Excerpts from an interface dataset:
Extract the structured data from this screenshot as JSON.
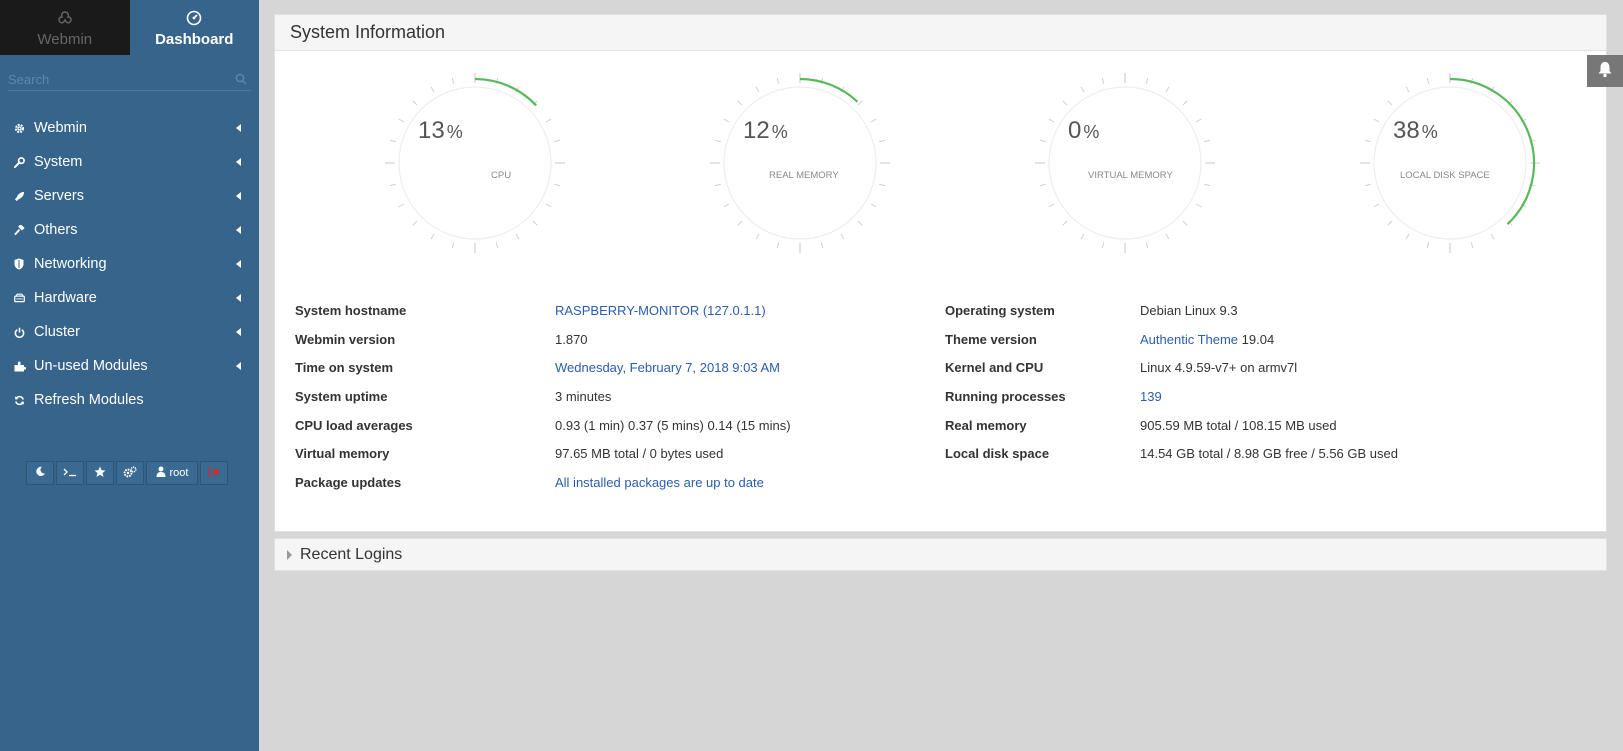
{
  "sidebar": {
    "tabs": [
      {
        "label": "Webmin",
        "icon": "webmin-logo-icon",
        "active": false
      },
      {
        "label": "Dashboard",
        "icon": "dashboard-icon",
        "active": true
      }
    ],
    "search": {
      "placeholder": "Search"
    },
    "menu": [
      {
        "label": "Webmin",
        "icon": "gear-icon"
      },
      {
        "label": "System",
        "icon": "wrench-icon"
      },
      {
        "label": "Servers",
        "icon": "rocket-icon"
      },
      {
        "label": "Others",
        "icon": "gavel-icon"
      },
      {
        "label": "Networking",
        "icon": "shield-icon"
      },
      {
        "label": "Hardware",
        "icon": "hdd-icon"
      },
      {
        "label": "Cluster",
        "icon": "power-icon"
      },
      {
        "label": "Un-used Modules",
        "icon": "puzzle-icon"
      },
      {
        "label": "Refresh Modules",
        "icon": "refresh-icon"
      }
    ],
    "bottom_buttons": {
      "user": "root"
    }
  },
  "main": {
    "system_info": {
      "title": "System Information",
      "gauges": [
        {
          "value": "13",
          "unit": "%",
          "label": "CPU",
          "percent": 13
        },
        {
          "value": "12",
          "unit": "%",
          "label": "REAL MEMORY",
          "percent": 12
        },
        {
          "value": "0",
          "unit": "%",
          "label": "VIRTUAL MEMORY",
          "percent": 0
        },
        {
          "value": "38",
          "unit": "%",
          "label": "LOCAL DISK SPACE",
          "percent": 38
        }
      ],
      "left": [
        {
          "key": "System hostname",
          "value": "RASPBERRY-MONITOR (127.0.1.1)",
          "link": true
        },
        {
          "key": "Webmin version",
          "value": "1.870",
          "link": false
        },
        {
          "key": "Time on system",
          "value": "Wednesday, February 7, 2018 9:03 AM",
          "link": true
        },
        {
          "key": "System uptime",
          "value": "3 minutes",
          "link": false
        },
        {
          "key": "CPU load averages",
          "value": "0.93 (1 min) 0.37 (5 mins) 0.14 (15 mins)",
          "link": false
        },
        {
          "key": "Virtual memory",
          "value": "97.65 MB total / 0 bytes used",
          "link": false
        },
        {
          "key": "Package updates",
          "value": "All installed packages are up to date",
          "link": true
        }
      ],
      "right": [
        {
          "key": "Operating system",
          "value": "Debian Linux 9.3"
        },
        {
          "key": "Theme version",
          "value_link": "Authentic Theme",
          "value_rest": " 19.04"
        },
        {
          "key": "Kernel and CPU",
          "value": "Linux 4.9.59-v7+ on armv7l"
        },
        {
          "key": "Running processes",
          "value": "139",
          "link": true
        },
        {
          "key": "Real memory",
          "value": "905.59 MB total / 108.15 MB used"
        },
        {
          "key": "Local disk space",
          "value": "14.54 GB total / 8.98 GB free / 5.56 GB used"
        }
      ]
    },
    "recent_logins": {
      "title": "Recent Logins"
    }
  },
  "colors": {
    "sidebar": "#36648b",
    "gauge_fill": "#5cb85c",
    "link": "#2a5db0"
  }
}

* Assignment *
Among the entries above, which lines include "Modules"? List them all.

* Solution for this problem *
        "label": "Un-used Modules",
        "label": "Refresh Modules",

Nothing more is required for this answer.